“These third-party inspections have become an industry that churns out meaningless certificates. Companies pay somebody $1,200 to come in and look at this paper and that paper and then give the company a certificate that says they passed by 96 percent.”

Food safety for people who don’t cook: stop blaming consumers

The N.Y. Times asked me to comment on the food safety feature running this morning as part of their electronic Room for Debate section.

Douglas Powell, an associate professor of food safety at Kansas State University and the editor of barfblog.com, writes:

ConAgra Foods said on Nov. 14, 2007 when it reintroduced pot pies that, “… redesigned easy-to-follow cooking instructions are now in place to help eliminate any potential confusion regarding cooking times.”

I tried to them out at the time and found the instructions inadequate.

Were the new labels tested with consumers? Is there evidence from ConAgra that pot pie fans were actually following the instructions on the labels? If the company was serious about making sure the instructions worked, it should have tested the new labels with at least 100 teenagers in observational studies to prove that a target market could actually follow the instructions before introducing the product to the mass market.

The instructions direct consumers to use a food thermometer to test the temperature. But it appears that bimetallic thermometers (traditional kitchen thermometers) are used on both the ConAgra label and in the Times video; these thermometers yield inaccurate readings. For a more accurate reading, consumers would have to use digital, tip-sensitive thermometers.

Food safety isn’t simple – it’s hard. For decades, consumers have been blamed for foodborne illnesss – with unsubstantiated statements like, “the majority of foodborne illness happens in the home.” Yet increasingly the outbreaks in foods like peanut butter, pot pies, pet food, pizza, spinach and tomatoes have little to do with how consumers handle the food.
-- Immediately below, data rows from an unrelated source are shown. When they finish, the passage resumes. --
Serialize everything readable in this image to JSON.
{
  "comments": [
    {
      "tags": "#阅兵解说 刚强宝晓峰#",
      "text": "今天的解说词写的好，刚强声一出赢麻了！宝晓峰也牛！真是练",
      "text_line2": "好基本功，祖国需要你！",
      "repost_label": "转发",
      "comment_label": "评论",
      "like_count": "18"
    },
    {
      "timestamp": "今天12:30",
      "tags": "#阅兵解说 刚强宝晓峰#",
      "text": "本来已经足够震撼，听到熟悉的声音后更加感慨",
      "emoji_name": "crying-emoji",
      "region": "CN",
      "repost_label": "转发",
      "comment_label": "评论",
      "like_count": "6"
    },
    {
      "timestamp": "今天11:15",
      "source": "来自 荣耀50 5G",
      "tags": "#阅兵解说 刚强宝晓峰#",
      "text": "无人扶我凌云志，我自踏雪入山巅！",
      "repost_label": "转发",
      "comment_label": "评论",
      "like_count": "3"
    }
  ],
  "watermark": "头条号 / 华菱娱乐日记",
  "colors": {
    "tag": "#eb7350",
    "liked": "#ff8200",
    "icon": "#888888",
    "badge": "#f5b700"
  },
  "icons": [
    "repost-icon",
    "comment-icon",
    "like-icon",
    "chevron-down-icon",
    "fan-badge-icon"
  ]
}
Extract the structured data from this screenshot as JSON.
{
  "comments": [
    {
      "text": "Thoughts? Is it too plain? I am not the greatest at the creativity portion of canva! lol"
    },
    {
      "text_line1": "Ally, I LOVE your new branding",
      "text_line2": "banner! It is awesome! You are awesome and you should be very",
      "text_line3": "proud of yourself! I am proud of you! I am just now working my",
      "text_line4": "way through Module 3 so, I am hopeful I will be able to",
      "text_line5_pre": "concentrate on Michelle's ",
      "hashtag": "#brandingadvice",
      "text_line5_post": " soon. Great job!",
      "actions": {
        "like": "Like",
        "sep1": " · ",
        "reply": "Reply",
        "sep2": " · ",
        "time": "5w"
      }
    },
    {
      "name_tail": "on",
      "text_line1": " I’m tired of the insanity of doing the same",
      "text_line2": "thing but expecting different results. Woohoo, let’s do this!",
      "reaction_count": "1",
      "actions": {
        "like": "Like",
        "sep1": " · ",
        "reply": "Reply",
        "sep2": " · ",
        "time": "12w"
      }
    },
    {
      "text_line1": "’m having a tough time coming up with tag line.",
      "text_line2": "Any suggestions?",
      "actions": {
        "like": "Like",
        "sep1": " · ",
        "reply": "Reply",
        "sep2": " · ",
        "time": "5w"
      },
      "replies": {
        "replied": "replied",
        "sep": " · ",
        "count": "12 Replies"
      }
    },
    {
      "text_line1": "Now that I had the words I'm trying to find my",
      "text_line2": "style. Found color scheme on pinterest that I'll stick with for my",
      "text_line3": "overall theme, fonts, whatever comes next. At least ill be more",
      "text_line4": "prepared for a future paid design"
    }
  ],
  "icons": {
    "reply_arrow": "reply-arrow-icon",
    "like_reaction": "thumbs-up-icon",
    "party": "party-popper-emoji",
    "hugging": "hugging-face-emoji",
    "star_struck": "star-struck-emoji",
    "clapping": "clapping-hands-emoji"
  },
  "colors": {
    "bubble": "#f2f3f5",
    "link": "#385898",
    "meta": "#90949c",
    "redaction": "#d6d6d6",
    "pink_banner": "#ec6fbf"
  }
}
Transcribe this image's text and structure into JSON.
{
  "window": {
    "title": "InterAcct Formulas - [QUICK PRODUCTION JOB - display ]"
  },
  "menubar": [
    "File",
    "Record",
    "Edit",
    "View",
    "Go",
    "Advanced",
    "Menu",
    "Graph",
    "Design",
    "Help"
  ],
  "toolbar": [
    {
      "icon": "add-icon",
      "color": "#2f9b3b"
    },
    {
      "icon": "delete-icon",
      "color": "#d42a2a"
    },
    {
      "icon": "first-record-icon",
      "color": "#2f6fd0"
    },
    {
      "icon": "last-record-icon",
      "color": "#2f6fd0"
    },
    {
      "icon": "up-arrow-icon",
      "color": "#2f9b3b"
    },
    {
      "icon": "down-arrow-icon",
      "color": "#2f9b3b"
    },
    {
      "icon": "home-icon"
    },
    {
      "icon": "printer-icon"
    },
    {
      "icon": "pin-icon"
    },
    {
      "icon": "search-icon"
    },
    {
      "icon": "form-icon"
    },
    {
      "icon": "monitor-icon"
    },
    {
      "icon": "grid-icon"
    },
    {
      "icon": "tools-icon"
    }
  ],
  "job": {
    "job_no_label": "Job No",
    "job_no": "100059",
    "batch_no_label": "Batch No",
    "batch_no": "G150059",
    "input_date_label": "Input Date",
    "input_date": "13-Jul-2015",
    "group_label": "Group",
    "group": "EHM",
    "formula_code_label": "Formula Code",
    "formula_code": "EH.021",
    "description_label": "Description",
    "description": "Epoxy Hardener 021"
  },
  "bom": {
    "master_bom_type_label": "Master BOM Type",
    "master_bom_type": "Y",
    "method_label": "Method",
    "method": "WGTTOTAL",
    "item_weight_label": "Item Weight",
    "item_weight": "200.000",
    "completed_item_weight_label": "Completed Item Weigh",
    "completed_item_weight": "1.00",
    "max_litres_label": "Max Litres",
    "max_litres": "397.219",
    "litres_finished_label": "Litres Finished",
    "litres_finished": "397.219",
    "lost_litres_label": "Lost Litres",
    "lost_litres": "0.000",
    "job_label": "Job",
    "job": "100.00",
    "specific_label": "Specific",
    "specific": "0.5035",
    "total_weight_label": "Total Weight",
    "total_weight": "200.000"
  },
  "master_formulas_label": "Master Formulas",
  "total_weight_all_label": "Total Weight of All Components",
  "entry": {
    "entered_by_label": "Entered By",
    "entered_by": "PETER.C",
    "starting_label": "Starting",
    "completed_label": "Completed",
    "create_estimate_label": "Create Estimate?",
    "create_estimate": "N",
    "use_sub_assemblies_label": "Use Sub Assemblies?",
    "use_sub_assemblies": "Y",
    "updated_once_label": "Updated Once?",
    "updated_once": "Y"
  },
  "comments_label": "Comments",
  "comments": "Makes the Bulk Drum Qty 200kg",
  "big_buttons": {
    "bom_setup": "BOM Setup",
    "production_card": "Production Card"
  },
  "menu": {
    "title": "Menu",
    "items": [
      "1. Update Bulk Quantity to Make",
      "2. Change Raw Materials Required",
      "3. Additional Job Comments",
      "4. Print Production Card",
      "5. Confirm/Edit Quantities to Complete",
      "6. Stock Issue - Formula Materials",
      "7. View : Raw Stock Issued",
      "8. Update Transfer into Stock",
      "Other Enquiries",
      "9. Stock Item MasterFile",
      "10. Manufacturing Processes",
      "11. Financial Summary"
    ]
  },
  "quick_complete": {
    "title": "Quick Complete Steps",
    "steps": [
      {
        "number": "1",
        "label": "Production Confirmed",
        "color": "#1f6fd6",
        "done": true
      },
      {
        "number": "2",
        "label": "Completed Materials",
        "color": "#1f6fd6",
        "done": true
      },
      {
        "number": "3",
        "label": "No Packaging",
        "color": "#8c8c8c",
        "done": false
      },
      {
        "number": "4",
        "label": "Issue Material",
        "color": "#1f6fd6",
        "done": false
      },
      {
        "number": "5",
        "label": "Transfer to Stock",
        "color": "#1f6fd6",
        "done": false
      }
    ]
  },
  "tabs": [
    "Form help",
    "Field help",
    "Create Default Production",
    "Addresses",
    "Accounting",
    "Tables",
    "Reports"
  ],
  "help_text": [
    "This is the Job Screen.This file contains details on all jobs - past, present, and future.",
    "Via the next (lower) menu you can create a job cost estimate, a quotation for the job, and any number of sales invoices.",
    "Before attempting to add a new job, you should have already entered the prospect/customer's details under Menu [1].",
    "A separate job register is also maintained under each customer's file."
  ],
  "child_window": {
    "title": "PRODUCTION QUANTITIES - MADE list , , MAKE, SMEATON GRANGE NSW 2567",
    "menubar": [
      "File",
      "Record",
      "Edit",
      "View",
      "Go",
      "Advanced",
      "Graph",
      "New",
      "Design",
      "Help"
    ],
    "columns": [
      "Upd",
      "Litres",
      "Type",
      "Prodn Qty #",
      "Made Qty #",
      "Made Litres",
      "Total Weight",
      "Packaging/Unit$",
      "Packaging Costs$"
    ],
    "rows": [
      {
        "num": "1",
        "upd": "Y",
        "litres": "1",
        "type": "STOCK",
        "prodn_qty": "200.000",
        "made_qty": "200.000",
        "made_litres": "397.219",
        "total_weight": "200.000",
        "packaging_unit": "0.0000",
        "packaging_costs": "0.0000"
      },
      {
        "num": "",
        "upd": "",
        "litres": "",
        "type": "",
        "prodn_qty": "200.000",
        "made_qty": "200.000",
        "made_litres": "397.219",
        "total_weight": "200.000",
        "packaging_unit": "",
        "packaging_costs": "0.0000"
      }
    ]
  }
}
Everyone from farm-to-fork has a food safety responsibility, but putting the onus on consumers for processed foods or fresh produce is disingenuous — especially for those who profit from the sale of these products.